§ **WHAT YOU SHOULD DO**:
All of the entries, apart from their pictures, are to be copied verbatim.

§ **DATA TO PROCESS**:
++++

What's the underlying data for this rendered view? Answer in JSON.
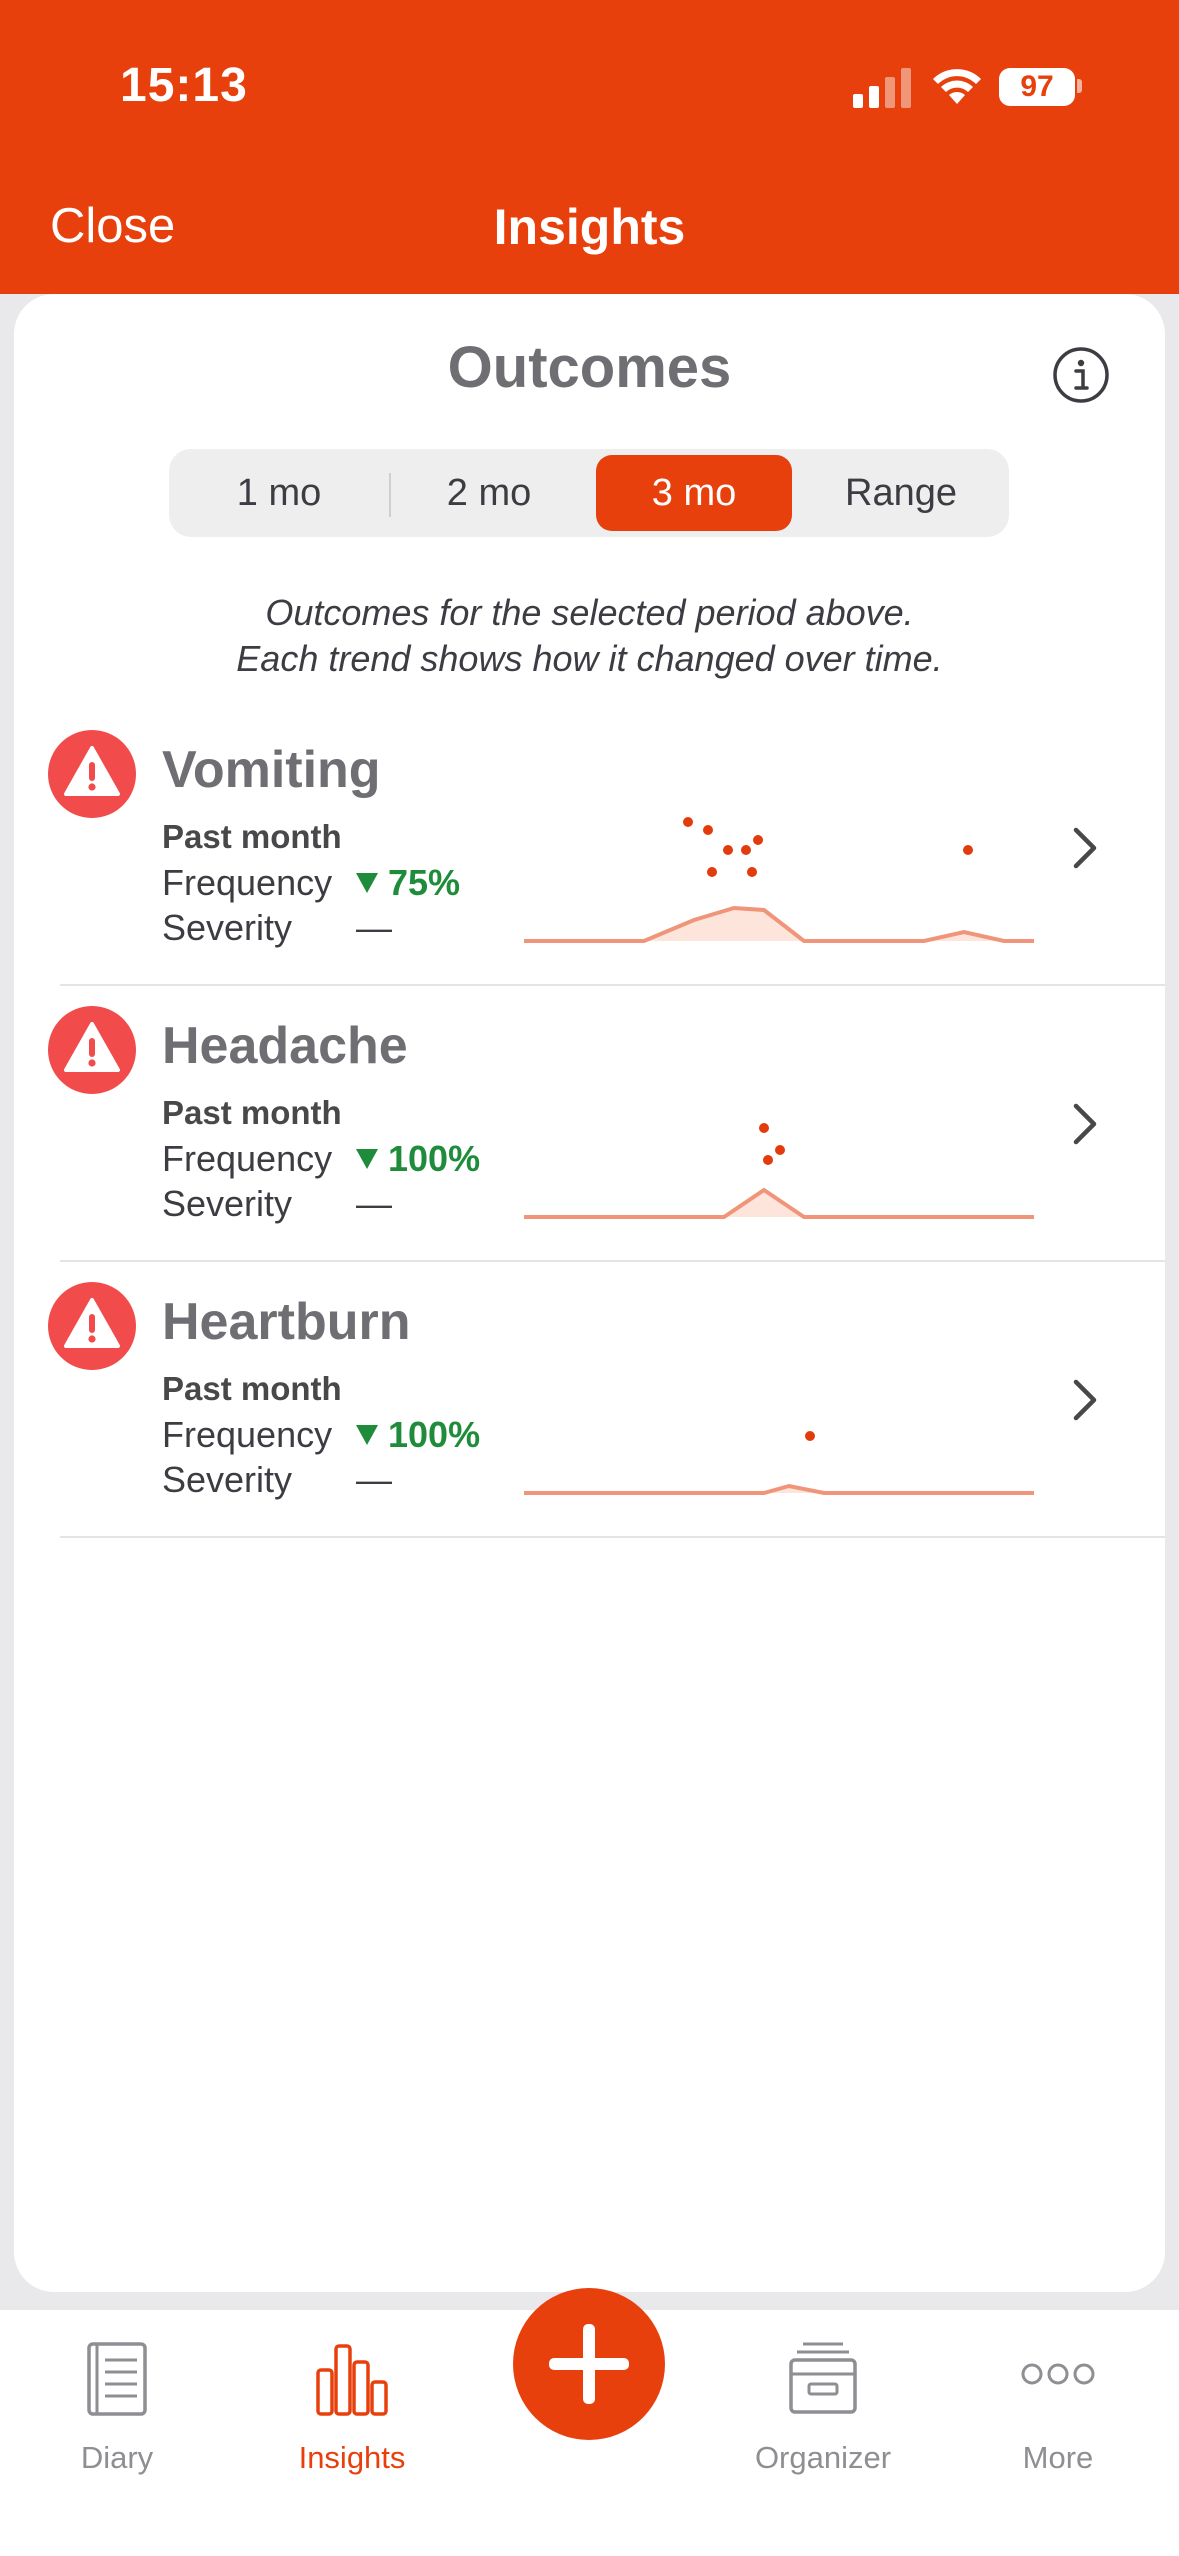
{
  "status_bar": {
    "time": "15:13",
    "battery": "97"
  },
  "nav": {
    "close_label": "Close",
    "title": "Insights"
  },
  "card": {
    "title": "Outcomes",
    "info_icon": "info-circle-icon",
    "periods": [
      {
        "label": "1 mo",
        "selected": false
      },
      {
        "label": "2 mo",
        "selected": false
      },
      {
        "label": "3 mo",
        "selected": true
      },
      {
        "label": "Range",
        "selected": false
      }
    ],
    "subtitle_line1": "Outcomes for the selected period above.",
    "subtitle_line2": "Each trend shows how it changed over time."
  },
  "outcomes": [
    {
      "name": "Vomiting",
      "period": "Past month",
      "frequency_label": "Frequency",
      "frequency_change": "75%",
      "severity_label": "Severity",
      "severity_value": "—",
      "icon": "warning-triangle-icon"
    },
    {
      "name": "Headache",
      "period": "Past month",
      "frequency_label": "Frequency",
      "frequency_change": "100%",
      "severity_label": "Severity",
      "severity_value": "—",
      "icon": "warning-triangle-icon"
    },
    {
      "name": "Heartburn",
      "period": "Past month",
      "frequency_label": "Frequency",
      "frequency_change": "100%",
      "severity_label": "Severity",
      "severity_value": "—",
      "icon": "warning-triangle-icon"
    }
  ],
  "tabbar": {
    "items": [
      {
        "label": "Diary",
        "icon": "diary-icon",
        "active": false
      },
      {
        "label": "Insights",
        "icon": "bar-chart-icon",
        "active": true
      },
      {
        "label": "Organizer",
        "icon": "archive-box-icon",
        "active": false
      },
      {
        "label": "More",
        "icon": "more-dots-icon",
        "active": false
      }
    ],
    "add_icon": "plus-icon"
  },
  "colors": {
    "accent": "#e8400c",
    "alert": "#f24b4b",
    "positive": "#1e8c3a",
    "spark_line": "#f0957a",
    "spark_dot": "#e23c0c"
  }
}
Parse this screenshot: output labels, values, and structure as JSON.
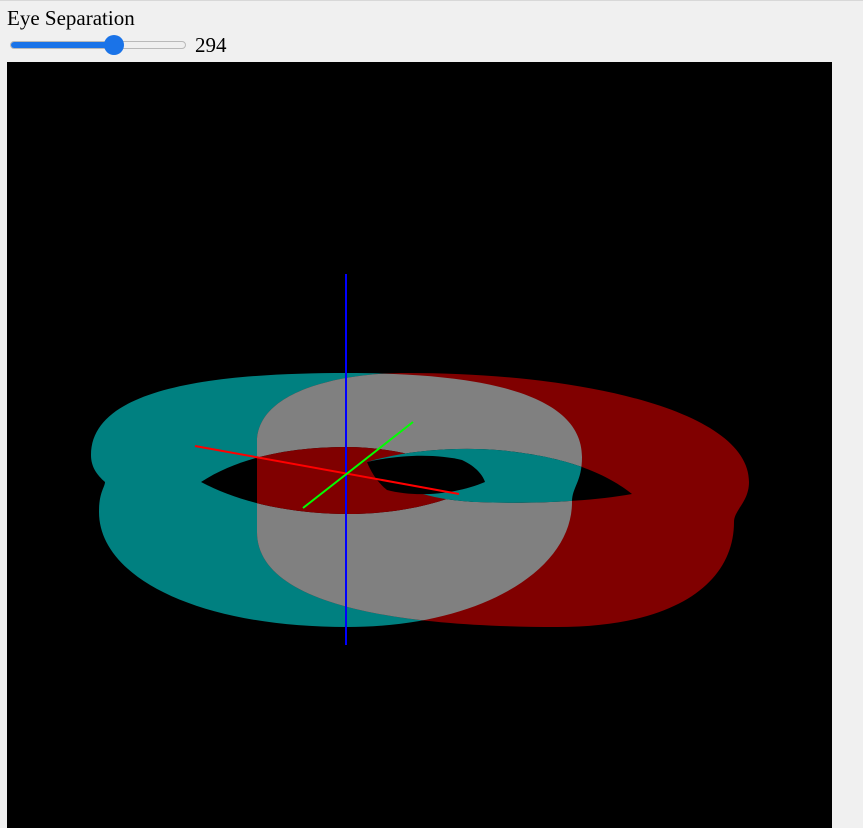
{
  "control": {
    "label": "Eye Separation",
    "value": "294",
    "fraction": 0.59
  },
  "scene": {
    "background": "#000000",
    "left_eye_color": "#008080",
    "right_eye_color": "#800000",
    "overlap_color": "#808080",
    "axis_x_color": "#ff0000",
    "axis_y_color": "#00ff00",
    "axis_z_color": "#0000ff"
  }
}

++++

§ **ANSWER SPACE**:
What's the underlying data for this rendered view? Answer in JSON.
{
  "status_bar": {
    "time": "15:13",
    "battery": "97"
  },
  "nav": {
    "close_label": "Close",
    "title": "Insights"
  },
  "card": {
    "title": "Outcomes",
    "info_icon": "info-circle-icon",
    "periods": [
      {
        "label": "1 mo",
        "selected": false
      },
      {
        "label": "2 mo",
        "selected": false
      },
      {
        "label": "3 mo",
        "selected": true
      },
      {
        "label": "Range",
        "selected": false
      }
    ],
    "subtitle_line1": "Outcomes for the selected period above.",
    "subtitle_line2": "Each trend shows how it changed over time."
  },
  "outcomes": [
    {
      "name": "Vomiting",
      "period": "Past month",
      "frequency_label": "Frequency",
      "frequency_change": "75%",
      "severity_label": "Severity",
      "severity_value": "—",
      "icon": "warning-triangle-icon"
    },
    {
      "name": "Headache",
      "period": "Past month",
      "frequency_label": "Frequency",
      "frequency_change": "100%",
      "severity_label": "Severity",
      "severity_value": "—",
      "icon": "warning-triangle-icon"
    },
    {
      "name": "Heartburn",
      "period": "Past month",
      "frequency_label": "Frequency",
      "frequency_change": "100%",
      "severity_label": "Severity",
      "severity_value": "—",
      "icon": "warning-triangle-icon"
    }
  ],
  "tabbar": {
    "items": [
      {
        "label": "Diary",
        "icon": "diary-icon",
        "active": false
      },
      {
        "label": "Insights",
        "icon": "bar-chart-icon",
        "active": true
      },
      {
        "label": "Organizer",
        "icon": "archive-box-icon",
        "active": false
      },
      {
        "label": "More",
        "icon": "more-dots-icon",
        "active": false
      }
    ],
    "add_icon": "plus-icon"
  },
  "colors": {
    "accent": "#e8400c",
    "alert": "#f24b4b",
    "positive": "#1e8c3a",
    "spark_line": "#f0957a",
    "spark_dot": "#e23c0c"
  }
}
Parse this screenshot: output labels, values, and structure as JSON.
{
  "control": {
    "label": "Eye Separation",
    "value": "294",
    "fraction": 0.59
  },
  "scene": {
    "background": "#000000",
    "left_eye_color": "#008080",
    "right_eye_color": "#800000",
    "overlap_color": "#808080",
    "axis_x_color": "#ff0000",
    "axis_y_color": "#00ff00",
    "axis_z_color": "#0000ff"
  }
}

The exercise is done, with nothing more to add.